  • David Holloway University of Rochester



This paper analyzes Sakurai Ami’s novel Tomorrow’s Song (1999). The novel is unusual in Japanese literature for its attention to HIV, which even today remains little acknowledged in social discourse. My interest is in the ways in which Sakurai figures the virus vis-à-vis protagonist Akari’s singular devotion to counter-hegemonic ways of living, including drug use, unprotected sex, and alcoholism. My argument is that Sakurai uses HIV to advance a subtle petition for conformity.

Author Biography

David Holloway, University of Rochester
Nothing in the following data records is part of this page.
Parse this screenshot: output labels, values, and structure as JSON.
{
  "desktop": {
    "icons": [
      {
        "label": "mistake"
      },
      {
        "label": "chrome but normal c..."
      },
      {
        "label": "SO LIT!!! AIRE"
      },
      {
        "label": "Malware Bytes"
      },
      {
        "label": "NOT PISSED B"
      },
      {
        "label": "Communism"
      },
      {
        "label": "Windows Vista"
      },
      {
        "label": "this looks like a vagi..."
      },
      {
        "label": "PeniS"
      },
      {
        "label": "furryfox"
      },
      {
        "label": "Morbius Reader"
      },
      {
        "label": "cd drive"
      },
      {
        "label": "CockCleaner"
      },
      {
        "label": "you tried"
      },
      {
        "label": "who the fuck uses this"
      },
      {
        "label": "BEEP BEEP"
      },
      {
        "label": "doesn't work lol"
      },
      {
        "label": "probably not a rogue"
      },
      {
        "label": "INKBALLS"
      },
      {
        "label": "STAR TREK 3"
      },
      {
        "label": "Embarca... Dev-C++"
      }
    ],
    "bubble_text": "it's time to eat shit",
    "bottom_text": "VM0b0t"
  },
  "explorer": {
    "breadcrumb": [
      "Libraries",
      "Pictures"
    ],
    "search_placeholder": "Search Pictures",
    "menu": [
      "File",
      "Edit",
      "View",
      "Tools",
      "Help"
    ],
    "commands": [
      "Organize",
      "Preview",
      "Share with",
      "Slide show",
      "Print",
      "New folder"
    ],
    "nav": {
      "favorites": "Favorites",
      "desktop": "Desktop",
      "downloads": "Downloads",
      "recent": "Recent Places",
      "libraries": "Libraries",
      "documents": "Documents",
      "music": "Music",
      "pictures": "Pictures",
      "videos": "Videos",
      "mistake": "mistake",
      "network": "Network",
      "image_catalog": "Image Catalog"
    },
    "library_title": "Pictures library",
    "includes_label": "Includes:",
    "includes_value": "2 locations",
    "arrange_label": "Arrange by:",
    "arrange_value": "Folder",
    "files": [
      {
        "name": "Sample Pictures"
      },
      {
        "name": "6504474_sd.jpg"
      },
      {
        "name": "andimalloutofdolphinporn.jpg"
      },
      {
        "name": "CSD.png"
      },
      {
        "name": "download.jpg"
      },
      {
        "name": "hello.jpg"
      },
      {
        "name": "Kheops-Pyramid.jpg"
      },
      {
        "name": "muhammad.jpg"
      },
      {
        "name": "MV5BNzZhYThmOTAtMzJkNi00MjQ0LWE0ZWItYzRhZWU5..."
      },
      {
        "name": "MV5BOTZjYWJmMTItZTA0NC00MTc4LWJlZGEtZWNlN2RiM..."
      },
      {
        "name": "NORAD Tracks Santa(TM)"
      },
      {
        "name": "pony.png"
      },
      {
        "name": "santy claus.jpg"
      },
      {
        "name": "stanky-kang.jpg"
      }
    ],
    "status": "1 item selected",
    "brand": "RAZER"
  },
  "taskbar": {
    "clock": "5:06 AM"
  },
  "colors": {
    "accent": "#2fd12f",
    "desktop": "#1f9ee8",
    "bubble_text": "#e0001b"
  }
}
David Holloway is assistant professor of Japanese at the University of Rochester. His current research concerns Japanese fiction from the late 1990s and early 2000s. In particular, he looks closely at the ways in which authors – particularly female authors - grapple with the social and cultural fallout from Japan’s long recession. His book project, The End of Transgression: Gender, Body, Nation, asserts that young Japanese today face crises of affective homelessness, ambivalence, and loss as a result of the collapse of postwar affluence. The book explores the ways in which literary characters respond to this sense of generational dithering. Professor Holloway, who did his PhD work at Washington University in St. Louis, is also working on a second book project related to representations of HIV/AIDS in Japanese popular culture. His recent publications have appeared in U.S.-Japan Women’s Journal, Japanese Language and Literature, Electronic Journal of Contemporary Japanese Studies, and Sungkyun Journal of East Asian Studies.